-------- EXERCISE DATA --------
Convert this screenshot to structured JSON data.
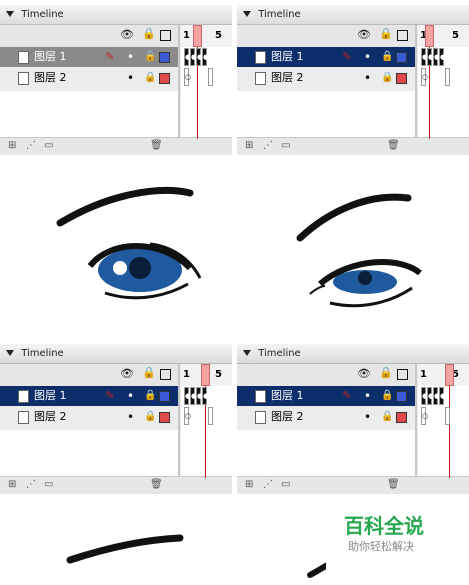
{
  "timeline": {
    "title": "Timeline",
    "frame_numbers": [
      "1",
      "5"
    ],
    "layers": [
      {
        "name": "图层 1",
        "color": "#3b5bd6"
      },
      {
        "name": "图层 2",
        "color": "#e04a4a"
      }
    ]
  },
  "panels": [
    {
      "id": "top-left",
      "selected_layer": 0,
      "selected_style": "gray"
    },
    {
      "id": "top-right",
      "selected_layer": 0,
      "selected_style": "blue"
    },
    {
      "id": "bottom-left",
      "selected_layer": 0,
      "selected_style": "blue"
    },
    {
      "id": "bottom-right",
      "selected_layer": 0,
      "selected_style": "blue"
    }
  ],
  "watermark": {
    "title": "百科全说",
    "subtitle": "助你轻松解决"
  },
  "colors": {
    "selection": "#0c2e6b",
    "playhead": "#c41f1f",
    "eye_iris": "#1f5a9e",
    "brand_green": "#27a84f"
  }
}
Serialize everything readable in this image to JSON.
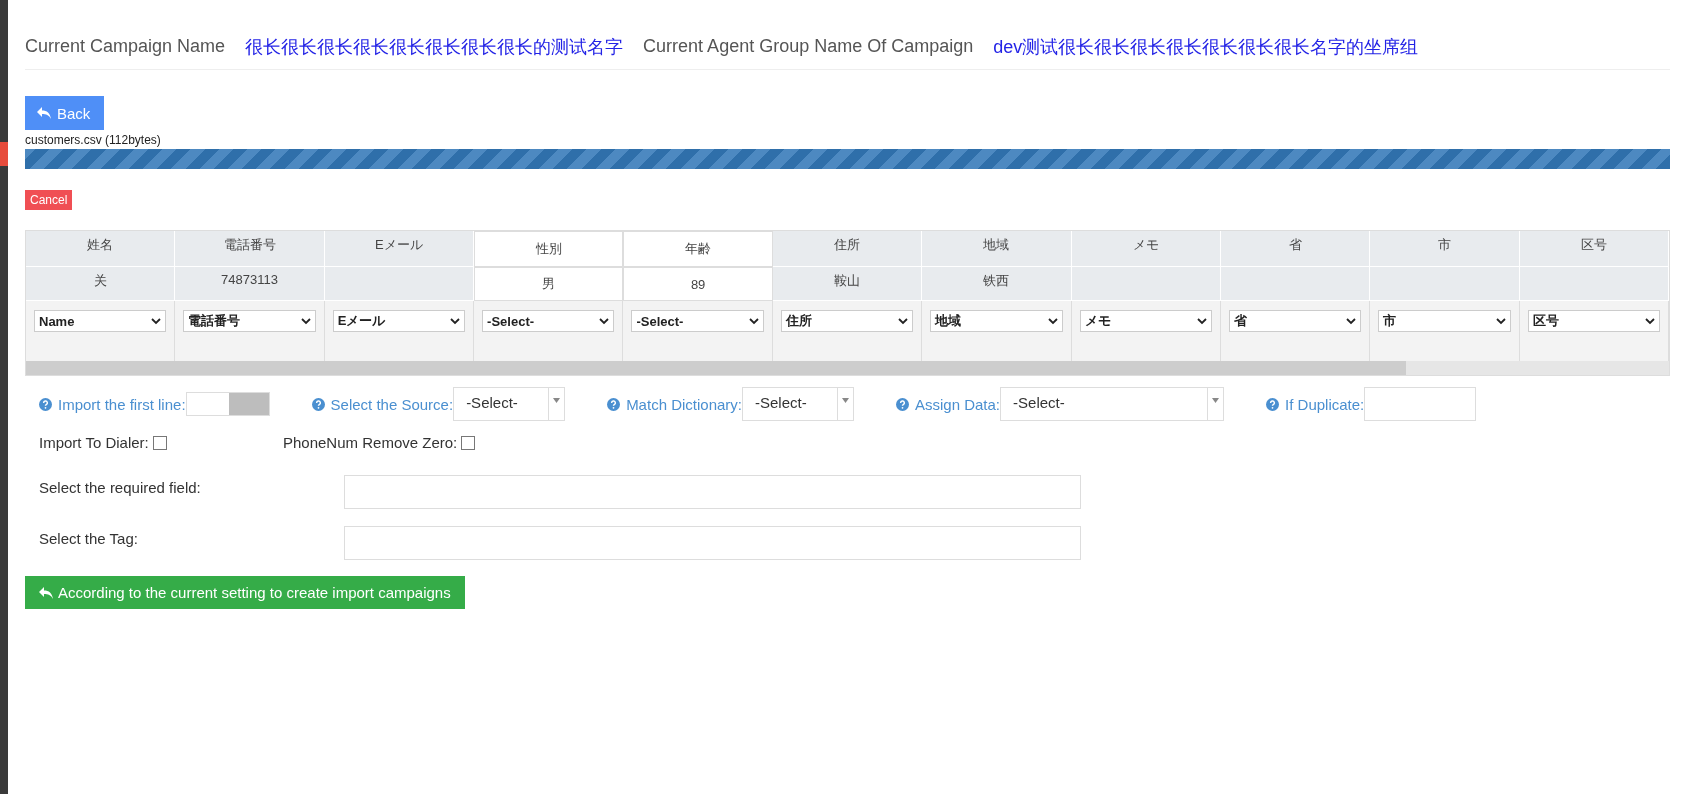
{
  "header": {
    "campaign_label": "Current Campaign Name",
    "campaign_name": "很长很长很长很长很长很长很长很长的测试名字",
    "group_label": "Current Agent Group Name Of Campaign",
    "group_name": "dev测试很长很长很长很长很长很长很长名字的坐席组"
  },
  "back_button": "Back",
  "upload": {
    "filename": "customers.csv (112bytes)",
    "cancel": "Cancel"
  },
  "table": {
    "columns": [
      {
        "header": "姓名",
        "value": "关",
        "mapping": "Name",
        "highlighted": false
      },
      {
        "header": "電話番号",
        "value": "74873113",
        "mapping": "電話番号",
        "highlighted": false
      },
      {
        "header": "Eメール",
        "mapping": "Eメール",
        "highlighted": false
      },
      {
        "header": "性別",
        "value": "男",
        "mapping": "-Select-",
        "highlighted": true
      },
      {
        "header": "年齢",
        "value": "89",
        "mapping": "-Select-",
        "highlighted": true
      },
      {
        "header": "住所",
        "value": "鞍山",
        "mapping": "住所",
        "highlighted": false
      },
      {
        "header": "地域",
        "value": "铁西",
        "mapping": "地域",
        "highlighted": false
      },
      {
        "header": "メモ",
        "mapping": "メモ",
        "highlighted": false
      },
      {
        "header": "省",
        "mapping": "省",
        "highlighted": false
      },
      {
        "header": "市",
        "mapping": "市",
        "highlighted": false
      },
      {
        "header": "区号",
        "mapping": "区号",
        "highlighted": false
      }
    ]
  },
  "options": [
    {
      "kind": "switch",
      "label": "Import the first line:",
      "on": false
    },
    {
      "kind": "select",
      "label": "Select the Source:",
      "value": "-Select-"
    },
    {
      "kind": "select",
      "label": "Match Dictionary:",
      "value": "-Select-"
    },
    {
      "kind": "wideselect",
      "label": "Assign Data:",
      "value": "-Select-"
    },
    {
      "kind": "input",
      "label": "If Duplicate:"
    }
  ],
  "checkboxes": [
    {
      "label": "Import To Dialer:",
      "checked": false
    },
    {
      "label": "PhoneNum Remove Zero:",
      "checked": false
    }
  ],
  "fields": [
    {
      "label": "Select the required field:"
    },
    {
      "label": "Select the Tag:"
    }
  ],
  "submit_button": "According to the current setting to create import campaigns"
}
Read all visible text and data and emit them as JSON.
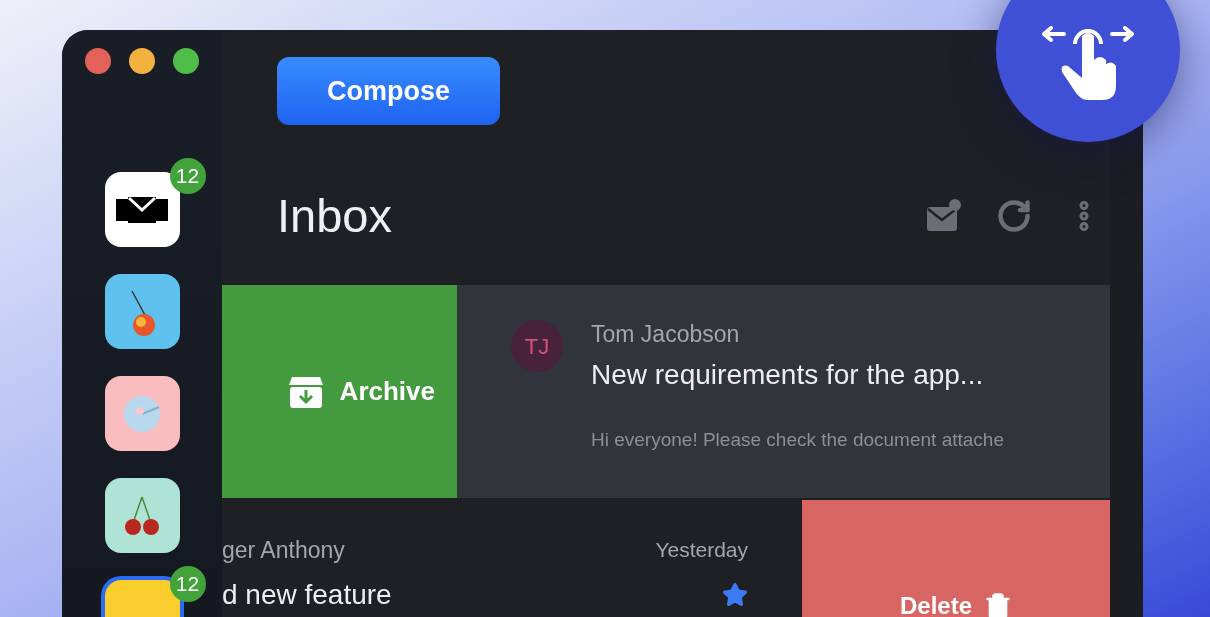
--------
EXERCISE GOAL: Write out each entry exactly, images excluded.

ANSWER:
Convert this screenshot to structured JSON data.
{
  "timeline": {
    "title": "Timeline",
    "frame_numbers": [
      "1",
      "5"
    ],
    "layers": [
      {
        "name": "图层 1",
        "color": "#3b5bd6"
      },
      {
        "name": "图层 2",
        "color": "#e04a4a"
      }
    ]
  },
  "panels": [
    {
      "id": "top-left",
      "selected_layer": 0,
      "selected_style": "gray"
    },
    {
      "id": "top-right",
      "selected_layer": 0,
      "selected_style": "blue"
    },
    {
      "id": "bottom-left",
      "selected_layer": 0,
      "selected_style": "blue"
    },
    {
      "id": "bottom-right",
      "selected_layer": 0,
      "selected_style": "blue"
    }
  ],
  "watermark": {
    "title": "百科全说",
    "subtitle": "助你轻松解决"
  },
  "colors": {
    "selection": "#0c2e6b",
    "playhead": "#c41f1f",
    "eye_iris": "#1f5a9e",
    "brand_green": "#27a84f"
  }
}
Serialize everything readable in this image to JSON.
{
  "header": {
    "campaign_label": "Current Campaign Name",
    "campaign_name": "很长很长很长很长很长很长很长很长的测试名字",
    "group_label": "Current Agent Group Name Of Campaign",
    "group_name": "dev测试很长很长很长很长很长很长很长名字的坐席组"
  },
  "back_button": "Back",
  "upload": {
    "filename": "customers.csv (112bytes)",
    "cancel": "Cancel"
  },
  "table": {
    "columns": [
      {
        "header": "姓名",
        "value": "关",
        "mapping": "Name",
        "highlighted": false
      },
      {
        "header": "電話番号",
        "value": "74873113",
        "mapping": "電話番号",
        "highlighted": false
      },
      {
        "header": "Eメール",
        "mapping": "Eメール",
        "highlighted": false
      },
      {
        "header": "性別",
        "value": "男",
        "mapping": "-Select-",
        "highlighted": true
      },
      {
        "header": "年齢",
        "value": "89",
        "mapping": "-Select-",
        "highlighted": true
      },
      {
        "header": "住所",
        "value": "鞍山",
        "mapping": "住所",
        "highlighted": false
      },
      {
        "header": "地域",
        "value": "铁西",
        "mapping": "地域",
        "highlighted": false
      },
      {
        "header": "メモ",
        "mapping": "メモ",
        "highlighted": false
      },
      {
        "header": "省",
        "mapping": "省",
        "highlighted": false
      },
      {
        "header": "市",
        "mapping": "市",
        "highlighted": false
      },
      {
        "header": "区号",
        "mapping": "区号",
        "highlighted": false
      }
    ]
  },
  "options": [
    {
      "kind": "switch",
      "label": "Import the first line:",
      "on": false
    },
    {
      "kind": "select",
      "label": "Select the Source:",
      "value": "-Select-"
    },
    {
      "kind": "select",
      "label": "Match Dictionary:",
      "value": "-Select-"
    },
    {
      "kind": "wideselect",
      "label": "Assign Data:",
      "value": "-Select-"
    },
    {
      "kind": "input",
      "label": "If Duplicate:"
    }
  ],
  "checkboxes": [
    {
      "label": "Import To Dialer:",
      "checked": false
    },
    {
      "label": "PhoneNum Remove Zero:",
      "checked": false
    }
  ],
  "fields": [
    {
      "label": "Select the required field:"
    },
    {
      "label": "Select the Tag:"
    }
  ],
  "submit_button": "According to the current setting to create import campaigns"
}
Read all visible text and data and emit them as JSON.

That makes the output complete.